What the task requires
Only a number is expected: the count of lines in the listing where "true" occurs.
(Material for the task)
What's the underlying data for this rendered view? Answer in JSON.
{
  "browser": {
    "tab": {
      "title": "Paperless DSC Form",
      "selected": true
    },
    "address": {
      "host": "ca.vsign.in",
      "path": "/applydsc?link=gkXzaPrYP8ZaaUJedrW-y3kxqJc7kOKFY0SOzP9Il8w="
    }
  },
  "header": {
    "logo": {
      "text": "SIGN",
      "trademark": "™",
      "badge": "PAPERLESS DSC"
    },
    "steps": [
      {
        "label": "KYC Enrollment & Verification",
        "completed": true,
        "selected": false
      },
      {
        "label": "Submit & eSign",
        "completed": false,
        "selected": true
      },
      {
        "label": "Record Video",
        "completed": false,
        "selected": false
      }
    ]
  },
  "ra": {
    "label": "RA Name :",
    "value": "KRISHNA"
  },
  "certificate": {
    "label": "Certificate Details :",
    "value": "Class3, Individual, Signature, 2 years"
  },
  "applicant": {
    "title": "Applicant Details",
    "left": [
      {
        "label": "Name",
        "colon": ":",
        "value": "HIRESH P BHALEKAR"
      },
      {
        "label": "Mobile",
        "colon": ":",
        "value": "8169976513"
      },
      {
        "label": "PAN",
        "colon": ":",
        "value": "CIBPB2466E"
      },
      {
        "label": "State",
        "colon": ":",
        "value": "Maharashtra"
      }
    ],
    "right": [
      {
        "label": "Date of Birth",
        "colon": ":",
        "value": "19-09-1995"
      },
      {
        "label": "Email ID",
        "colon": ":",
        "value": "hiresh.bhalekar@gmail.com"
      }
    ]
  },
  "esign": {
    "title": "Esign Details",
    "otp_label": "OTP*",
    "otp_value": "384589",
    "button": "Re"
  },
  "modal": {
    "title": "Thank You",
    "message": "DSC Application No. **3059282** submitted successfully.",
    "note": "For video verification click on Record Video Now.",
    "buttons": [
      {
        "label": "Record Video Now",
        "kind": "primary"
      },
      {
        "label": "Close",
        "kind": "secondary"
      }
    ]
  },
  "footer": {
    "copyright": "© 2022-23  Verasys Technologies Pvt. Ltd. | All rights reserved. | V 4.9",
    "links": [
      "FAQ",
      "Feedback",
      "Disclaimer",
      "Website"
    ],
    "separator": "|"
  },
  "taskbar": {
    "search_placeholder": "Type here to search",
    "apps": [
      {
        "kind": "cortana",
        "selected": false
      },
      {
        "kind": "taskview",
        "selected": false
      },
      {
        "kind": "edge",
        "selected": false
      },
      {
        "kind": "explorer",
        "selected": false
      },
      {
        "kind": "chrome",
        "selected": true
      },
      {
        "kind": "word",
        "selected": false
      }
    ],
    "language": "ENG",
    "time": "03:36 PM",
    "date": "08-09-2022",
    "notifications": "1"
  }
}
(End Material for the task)
Solution to the exercise
4